The Lady Bird Johnson Wildflower Center is committed to the growth, propagation and protection of plants native to North America and to the area in which they are being grown. This does not include hybrids, as it is difficult or impossible to understand the traits of a plant which may have parentage of many different plants, some native, some non-native. However, we will do a quick online search and see if anyone else knows the answer to your question.

Hibiscus coccineus (scarlet rosemallow), also known as Texas Star Hibiscus, is native to North Carolina and not to Texas. Hibiscus militaris is a synonym for Hibiscus laevis (halberdleaf rosemallow), also native to North Carolina. 

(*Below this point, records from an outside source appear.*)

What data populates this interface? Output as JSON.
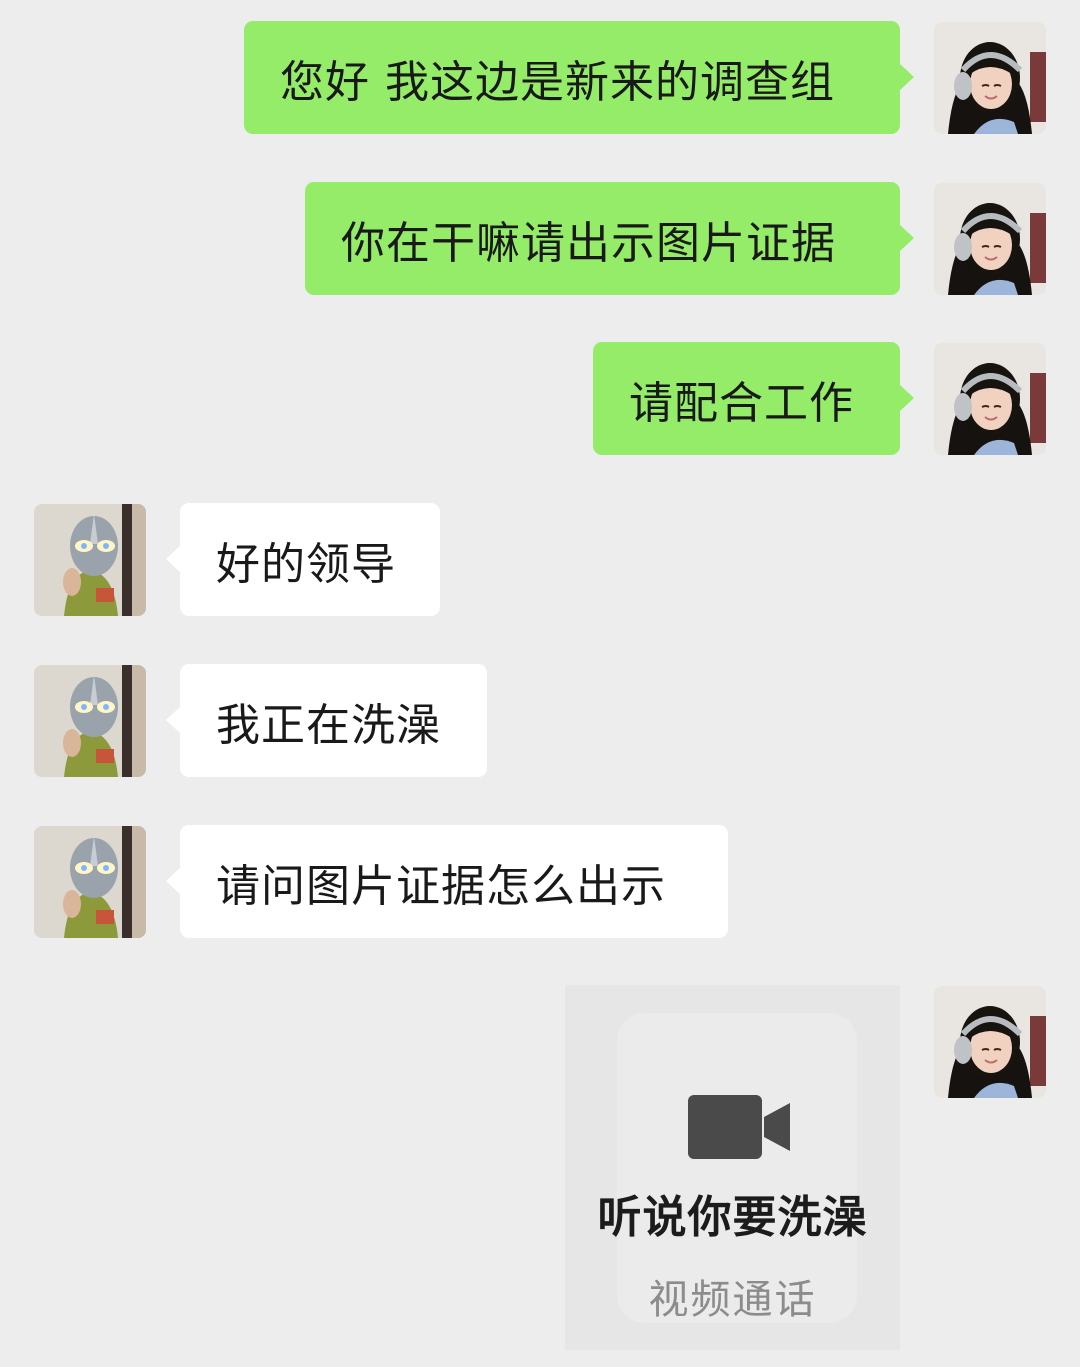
{
  "chat": {
    "messages": [
      {
        "side": "out",
        "text": "您好 我这边是新来的调查组"
      },
      {
        "side": "out",
        "text": "你在干嘛请出示图片证据"
      },
      {
        "side": "out",
        "text": "请配合工作"
      },
      {
        "side": "in",
        "text": "好的领导"
      },
      {
        "side": "in",
        "text": "我正在洗澡"
      },
      {
        "side": "in",
        "text": "请问图片证据怎么出示"
      }
    ],
    "video_card": {
      "title": "听说你要洗澡",
      "subtitle": "视频通话",
      "icon": "video-camera-icon"
    }
  },
  "avatars": {
    "self": "girl-with-headphones-avatar",
    "other": "ultraman-mask-avatar"
  },
  "colors": {
    "background": "#ededed",
    "outgoing_bubble": "#95ec69",
    "incoming_bubble": "#ffffff",
    "text": "#191919"
  }
}
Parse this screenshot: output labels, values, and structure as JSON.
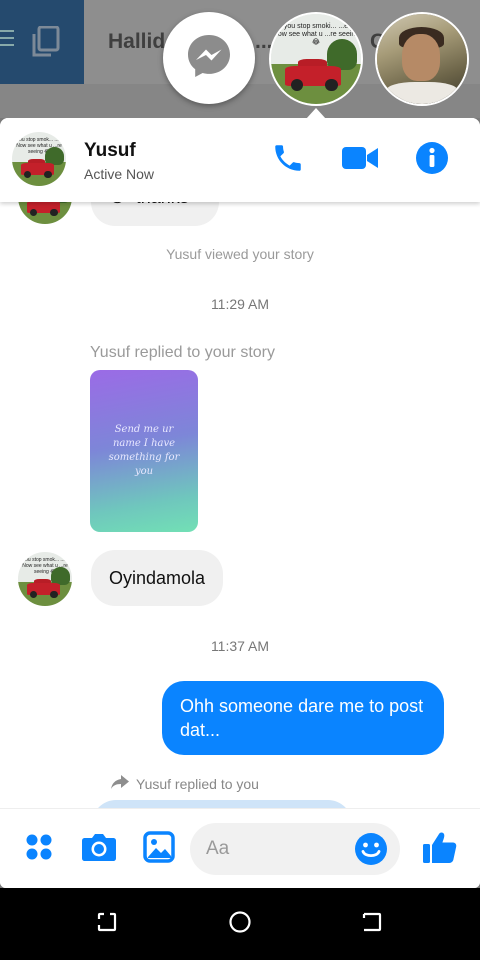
{
  "background_app": {
    "title": "Hallid",
    "title_tail": "...",
    "partial_letter": "C"
  },
  "chat_heads": {
    "items": [
      {
        "type": "messenger-icon"
      },
      {
        "type": "contact",
        "caption": "...you stop smoki... ...ed. Now see what u ...re seeing 😂"
      },
      {
        "type": "contact-photo"
      }
    ]
  },
  "header": {
    "contact_name": "Yusuf",
    "status": "Active Now",
    "accent_color": "#0a84ff"
  },
  "thread": {
    "top_partial_message": "thanks",
    "avatar_caption": "...you stop smok... ...ed. Now see what u ...re seeing 😂",
    "system_viewed": "Yusuf viewed your story",
    "time_1": "11:29 AM",
    "story_reply_label": "Yusuf replied to your story",
    "story_text": "Send me ur name I have something for you",
    "incoming_message": "Oyindamola",
    "time_2": "11:37 AM",
    "outgoing_message": "Ohh someone dare me to post dat...",
    "reply_note": "Yusuf replied to you"
  },
  "composer": {
    "placeholder": "Aa"
  },
  "icons": {
    "call": "phone-icon",
    "video": "video-camera-icon",
    "info": "info-icon",
    "apps": "four-dots-icon",
    "camera": "camera-icon",
    "gallery": "image-icon",
    "emoji": "smiley-icon",
    "like": "thumbs-up-icon"
  }
}
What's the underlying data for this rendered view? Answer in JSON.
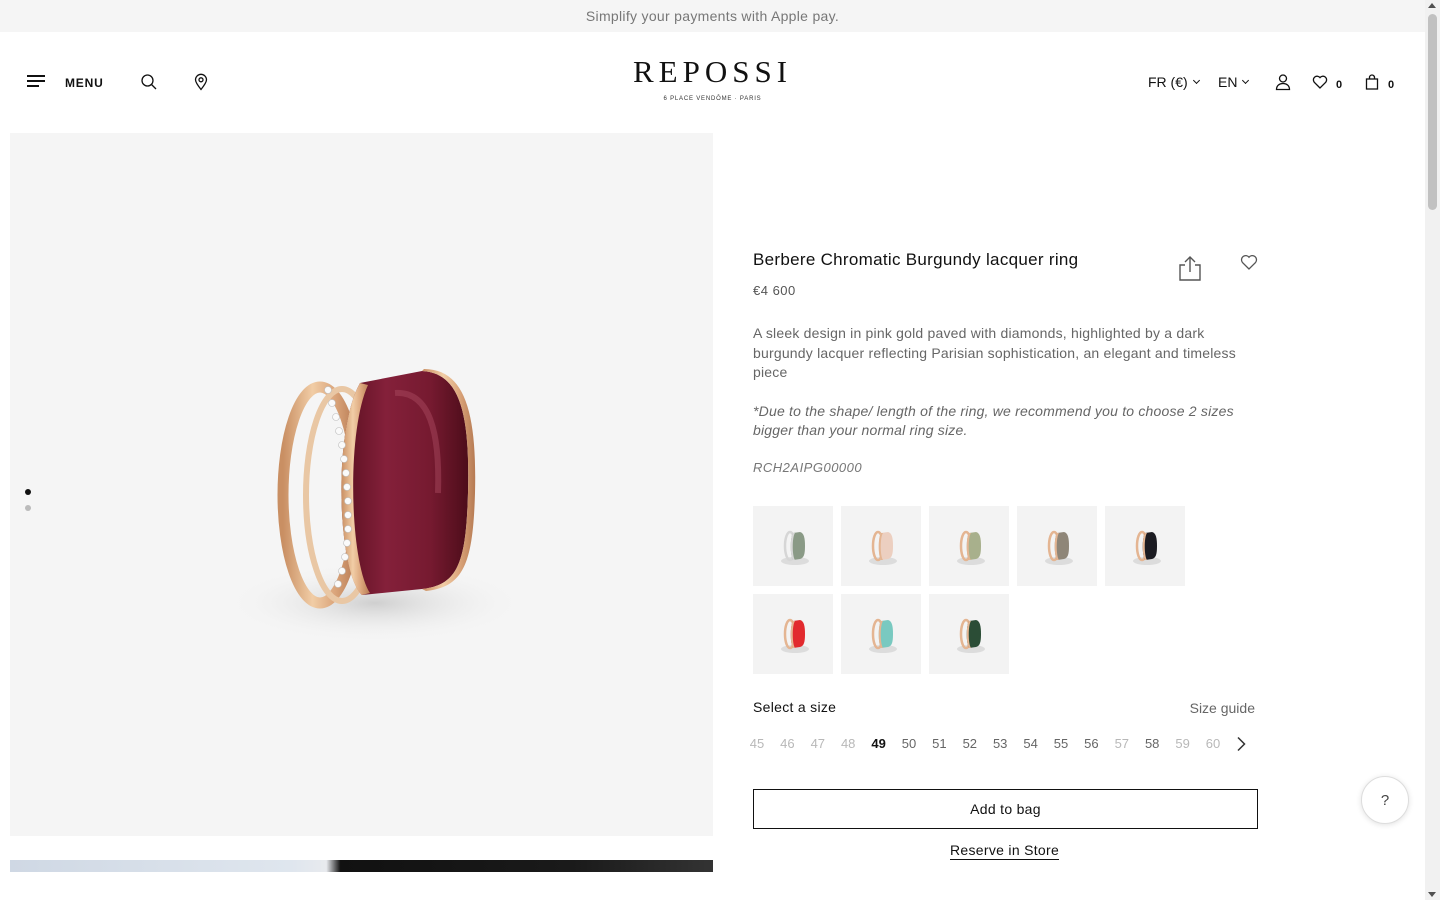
{
  "promo": {
    "text": "Simplify your payments with Apple pay."
  },
  "header": {
    "menu_label": "MENU",
    "logo": "REPOSSI",
    "logo_sub": "6 PLACE VENDÔME · PARIS",
    "currency": "FR (€)",
    "language": "EN",
    "wishlist_count": "0",
    "bag_count": "0"
  },
  "gallery": {
    "image_count": 2,
    "active_index": 0
  },
  "product": {
    "title": "Berbere Chromatic Burgundy lacquer ring",
    "price": "€4 600",
    "description": "A sleek design in pink gold paved with diamonds, highlighted by a dark burgundy lacquer reflecting Parisian sophistication, an elegant and timeless piece",
    "note": "*Due to the shape/ length of the ring, we recommend you to choose 2 sizes bigger than your normal ring size.",
    "sku": "RCH2AIPG00000",
    "colors": {
      "gold": "#e2b48c",
      "lacquer": "#7a1c2e"
    }
  },
  "variants": [
    {
      "name": "sage-silver",
      "color": "#8a9a86",
      "metal": "#d6d6d6"
    },
    {
      "name": "pale-pink",
      "color": "#eccfc0",
      "metal": "#e4b592"
    },
    {
      "name": "olive",
      "color": "#a8b08c",
      "metal": "#e4b592"
    },
    {
      "name": "taupe",
      "color": "#8f8678",
      "metal": "#e4b592"
    },
    {
      "name": "black",
      "color": "#1c1c22",
      "metal": "#e4b592"
    },
    {
      "name": "red",
      "color": "#e22a2e",
      "metal": "#e4b592"
    },
    {
      "name": "turquoise",
      "color": "#79c9c0",
      "metal": "#e4b592"
    },
    {
      "name": "forest-green",
      "color": "#2b4d36",
      "metal": "#e4b592"
    }
  ],
  "size": {
    "label": "Select a size",
    "guide_label": "Size guide",
    "options": [
      {
        "value": "45",
        "state": "unavail"
      },
      {
        "value": "46",
        "state": "unavail"
      },
      {
        "value": "47",
        "state": "unavail"
      },
      {
        "value": "48",
        "state": "unavail"
      },
      {
        "value": "49",
        "state": "sel"
      },
      {
        "value": "50",
        "state": "avail"
      },
      {
        "value": "51",
        "state": "avail"
      },
      {
        "value": "52",
        "state": "avail"
      },
      {
        "value": "53",
        "state": "avail"
      },
      {
        "value": "54",
        "state": "avail"
      },
      {
        "value": "55",
        "state": "avail"
      },
      {
        "value": "56",
        "state": "avail"
      },
      {
        "value": "57",
        "state": "unavail"
      },
      {
        "value": "58",
        "state": "avail"
      },
      {
        "value": "59",
        "state": "unavail"
      },
      {
        "value": "60",
        "state": "unavail"
      }
    ]
  },
  "actions": {
    "add_to_bag": "Add to bag",
    "reserve": "Reserve in Store",
    "help": "?"
  }
}
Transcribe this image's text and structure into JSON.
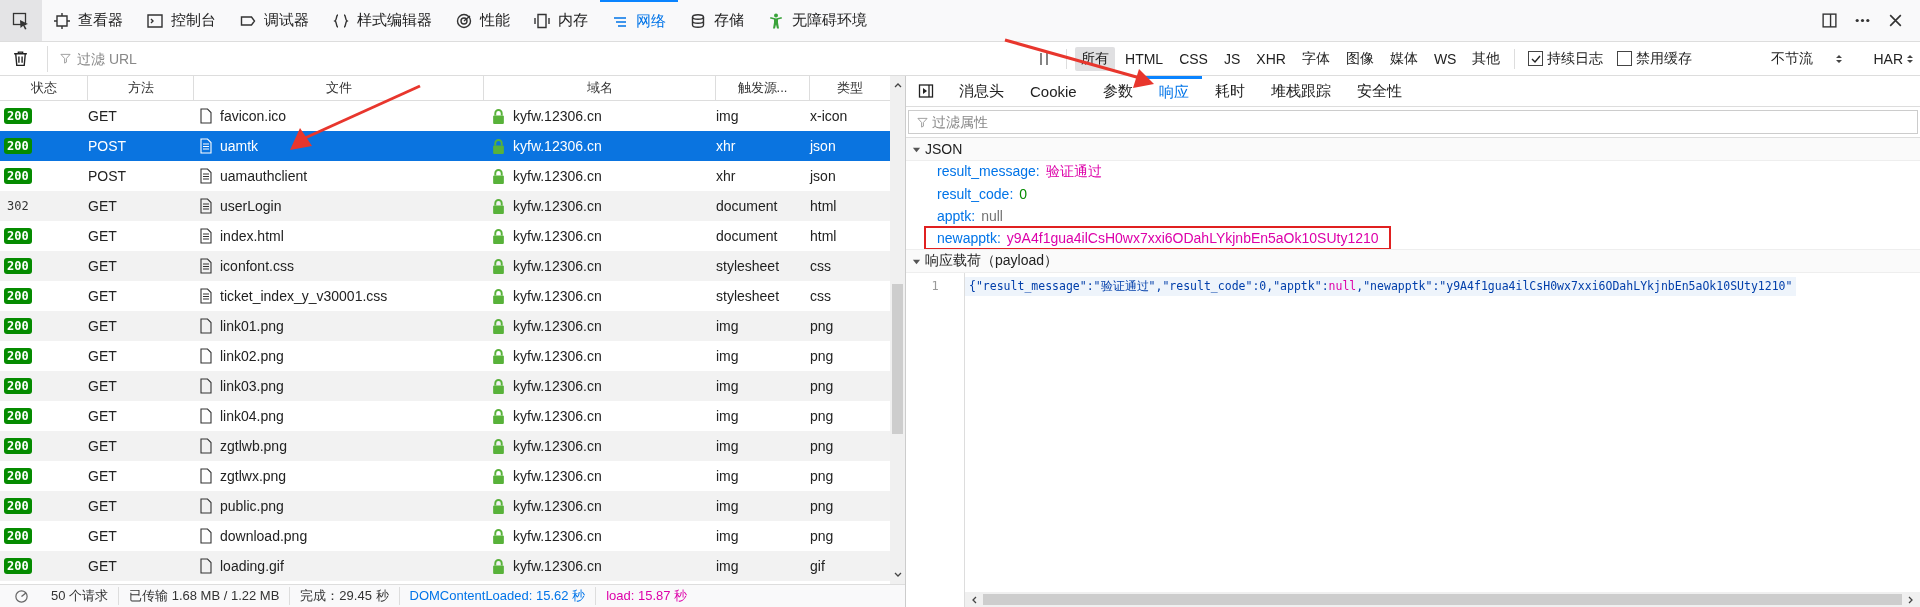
{
  "tools": [
    {
      "label": "查看器",
      "selected": false
    },
    {
      "label": "控制台",
      "selected": false
    },
    {
      "label": "调试器",
      "selected": false
    },
    {
      "label": "样式编辑器",
      "selected": false
    },
    {
      "label": "性能",
      "selected": false
    },
    {
      "label": "内存",
      "selected": false
    },
    {
      "label": "网络",
      "selected": true
    },
    {
      "label": "存储",
      "selected": false
    },
    {
      "label": "无障碍环境",
      "selected": false
    }
  ],
  "filter": {
    "placeholder": "过滤 URL"
  },
  "type_filters": [
    {
      "label": "所有",
      "selected": true
    },
    {
      "label": "HTML",
      "selected": false
    },
    {
      "label": "CSS",
      "selected": false
    },
    {
      "label": "JS",
      "selected": false
    },
    {
      "label": "XHR",
      "selected": false
    },
    {
      "label": "字体",
      "selected": false
    },
    {
      "label": "图像",
      "selected": false
    },
    {
      "label": "媒体",
      "selected": false
    },
    {
      "label": "WS",
      "selected": false
    },
    {
      "label": "其他",
      "selected": false
    }
  ],
  "options": [
    {
      "label": "持续日志",
      "checked": true
    },
    {
      "label": "禁用缓存",
      "checked": false
    }
  ],
  "throttle": "不节流",
  "har": "HAR",
  "columns": [
    "状态",
    "方法",
    "文件",
    "域名",
    "触发源...",
    "类型"
  ],
  "rows": [
    {
      "status": {
        "code": "200",
        "kind": "ok"
      },
      "method": "GET",
      "file": "favicon.ico",
      "kind": "plain",
      "domain": "kyfw.12306.cn",
      "cause": "img",
      "type": "x-icon",
      "selected": false
    },
    {
      "status": {
        "code": "200",
        "kind": "ok"
      },
      "method": "POST",
      "file": "uamtk",
      "kind": "document",
      "domain": "kyfw.12306.cn",
      "cause": "xhr",
      "type": "json",
      "selected": true
    },
    {
      "status": {
        "code": "200",
        "kind": "ok"
      },
      "method": "POST",
      "file": "uamauthclient",
      "kind": "document",
      "domain": "kyfw.12306.cn",
      "cause": "xhr",
      "type": "json",
      "selected": false
    },
    {
      "status": {
        "code": "302",
        "kind": "redirect"
      },
      "method": "GET",
      "file": "userLogin",
      "kind": "document",
      "domain": "kyfw.12306.cn",
      "cause": "document",
      "type": "html",
      "selected": false
    },
    {
      "status": {
        "code": "200",
        "kind": "ok"
      },
      "method": "GET",
      "file": "index.html",
      "kind": "document",
      "domain": "kyfw.12306.cn",
      "cause": "document",
      "type": "html",
      "selected": false
    },
    {
      "status": {
        "code": "200",
        "kind": "ok"
      },
      "method": "GET",
      "file": "iconfont.css",
      "kind": "document",
      "domain": "kyfw.12306.cn",
      "cause": "stylesheet",
      "type": "css",
      "selected": false
    },
    {
      "status": {
        "code": "200",
        "kind": "ok"
      },
      "method": "GET",
      "file": "ticket_index_y_v30001.css",
      "kind": "document",
      "domain": "kyfw.12306.cn",
      "cause": "stylesheet",
      "type": "css",
      "selected": false
    },
    {
      "status": {
        "code": "200",
        "kind": "ok"
      },
      "method": "GET",
      "file": "link01.png",
      "kind": "plain",
      "domain": "kyfw.12306.cn",
      "cause": "img",
      "type": "png",
      "selected": false
    },
    {
      "status": {
        "code": "200",
        "kind": "ok"
      },
      "method": "GET",
      "file": "link02.png",
      "kind": "plain",
      "domain": "kyfw.12306.cn",
      "cause": "img",
      "type": "png",
      "selected": false
    },
    {
      "status": {
        "code": "200",
        "kind": "ok"
      },
      "method": "GET",
      "file": "link03.png",
      "kind": "plain",
      "domain": "kyfw.12306.cn",
      "cause": "img",
      "type": "png",
      "selected": false
    },
    {
      "status": {
        "code": "200",
        "kind": "ok"
      },
      "method": "GET",
      "file": "link04.png",
      "kind": "plain",
      "domain": "kyfw.12306.cn",
      "cause": "img",
      "type": "png",
      "selected": false
    },
    {
      "status": {
        "code": "200",
        "kind": "ok"
      },
      "method": "GET",
      "file": "zgtlwb.png",
      "kind": "plain",
      "domain": "kyfw.12306.cn",
      "cause": "img",
      "type": "png",
      "selected": false
    },
    {
      "status": {
        "code": "200",
        "kind": "ok"
      },
      "method": "GET",
      "file": "zgtlwx.png",
      "kind": "plain",
      "domain": "kyfw.12306.cn",
      "cause": "img",
      "type": "png",
      "selected": false
    },
    {
      "status": {
        "code": "200",
        "kind": "ok"
      },
      "method": "GET",
      "file": "public.png",
      "kind": "plain",
      "domain": "kyfw.12306.cn",
      "cause": "img",
      "type": "png",
      "selected": false
    },
    {
      "status": {
        "code": "200",
        "kind": "ok"
      },
      "method": "GET",
      "file": "download.png",
      "kind": "plain",
      "domain": "kyfw.12306.cn",
      "cause": "img",
      "type": "png",
      "selected": false
    },
    {
      "status": {
        "code": "200",
        "kind": "ok"
      },
      "method": "GET",
      "file": "loading.gif",
      "kind": "plain",
      "domain": "kyfw.12306.cn",
      "cause": "img",
      "type": "gif",
      "selected": false
    }
  ],
  "status_bar": [
    {
      "text": "50 个请求",
      "kind": "plain"
    },
    {
      "text": "已传输 1.68 MB / 1.22 MB",
      "kind": "plain"
    },
    {
      "text": "完成：29.45 秒",
      "kind": "plain"
    },
    {
      "text": "DOMContentLoaded: 15.62 秒",
      "kind": "dom"
    },
    {
      "text": "load: 15.87 秒",
      "kind": "load"
    }
  ],
  "detail_tabs": [
    {
      "label": "消息头",
      "selected": false
    },
    {
      "label": "Cookie",
      "selected": false
    },
    {
      "label": "参数",
      "selected": false
    },
    {
      "label": "响应",
      "selected": true
    },
    {
      "label": "耗时",
      "selected": false
    },
    {
      "label": "堆栈跟踪",
      "selected": false
    },
    {
      "label": "安全性",
      "selected": false
    }
  ],
  "props_filter": {
    "placeholder": "过滤属性"
  },
  "json_section": {
    "title": "JSON",
    "expanded": true,
    "entries": [
      {
        "key": "result_message:",
        "value": "验证通过",
        "kind": "string",
        "boxed": false
      },
      {
        "key": "result_code:",
        "value": "0",
        "kind": "number",
        "boxed": false
      },
      {
        "key": "apptk:",
        "value": "null",
        "kind": "null",
        "boxed": false
      },
      {
        "key": "newapptk:",
        "value": "y9A4f1gua4ilCsH0wx7xxi6ODahLYkjnbEn5aOk10SUty1210",
        "kind": "string",
        "boxed": true
      }
    ]
  },
  "payload": {
    "title": "响应载荷（payload）",
    "expanded": true,
    "line_number": "1",
    "tokens": [
      {
        "text": "{\"result_message\":\"验证通过\",\"result_code\":0,\"apptk\":",
        "kind": "text"
      },
      {
        "text": "null",
        "kind": "null"
      },
      {
        "text": ",\"newapptk\":\"y9A4f1gua4ilCsH0wx7xxi6ODahLYkjnbEn5aOk10SUty1210\"",
        "kind": "text"
      }
    ]
  }
}
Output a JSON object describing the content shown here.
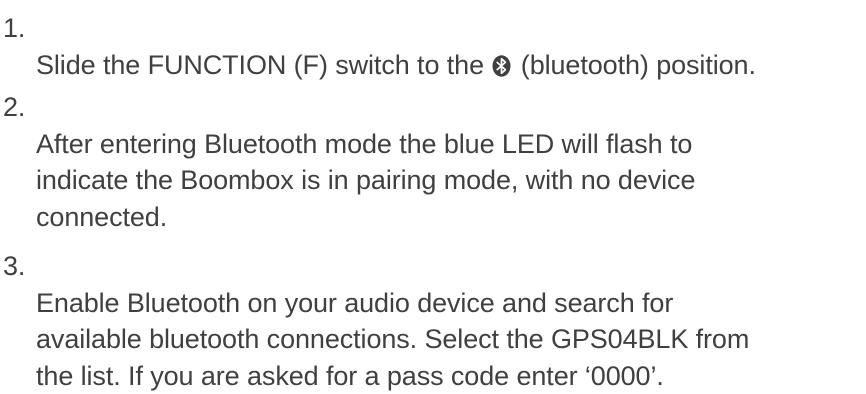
{
  "steps": [
    {
      "number": "1.",
      "text_before_icon": "Slide the FUNCTION (F) switch to the ",
      "icon": "bluetooth-icon",
      "text_after_icon": " (bluetooth) position."
    },
    {
      "number": "2.",
      "text": "After entering Bluetooth mode the blue LED will flash to\nindicate the Boombox is in pairing mode, with no device\nconnected."
    },
    {
      "number": "3.",
      "text": "Enable Bluetooth on your audio device and search for\navailable bluetooth connections. Select the GPS04BLK from\nthe list. If you are asked for a pass code enter ‘0000’."
    }
  ]
}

Whether these two species are the parents of the hybrid 'Davis Creek,' we were unable to learn. You might contact the American Hibiscus Society. Pictures from Google.

From our Native Plant Image Gallery:


Hibiscus coccineus

Hibiscus coccineus

Hibiscus laevis

Hibiscus laevis

 

 

 

More General Botany Questions

Water Use Versus Soil Moisture
October 14, 2014 - In the Native Plant Database, under Growing Conditions what is the difference between water use and soil moisture? Sometimes they seem contradictory.
view the full question and answer

Where do plants grow?
June 23, 2007 - Where do plants grow?
view the full question and answer

Smarty Plants on aceae
March 21, 2005 - How is the family suffix "-aceae", as in Asteraceae, pronounced? I find disagreeing claims in my searches- "ay-see-ee" and "ay-see-ay" seem to be the most common, but I've also seen just "ay-...
view the full question and answer

Petals on Black eyed Susans not developing from Austin
September 04, 2012 - I just read Barbara Medfords response to undeveloped petals on perennial black eyed susans and was disappointed not to find a better explanation. I have had the exact same thing happen to mine, and I...
view the full question and answer

Pure white primroses (Oenothera speciosa)
May 13, 2008 - Hello MS. Smarty Plants! I have wildflowers instead of grass in my backyard (mow once a year and it's spectacularly beautiful) and I noticed some pure white primroses (the rest are all pink or wi...
view the full question and answer

Support the Wildflower Center by Donating Online or Becoming a Member today.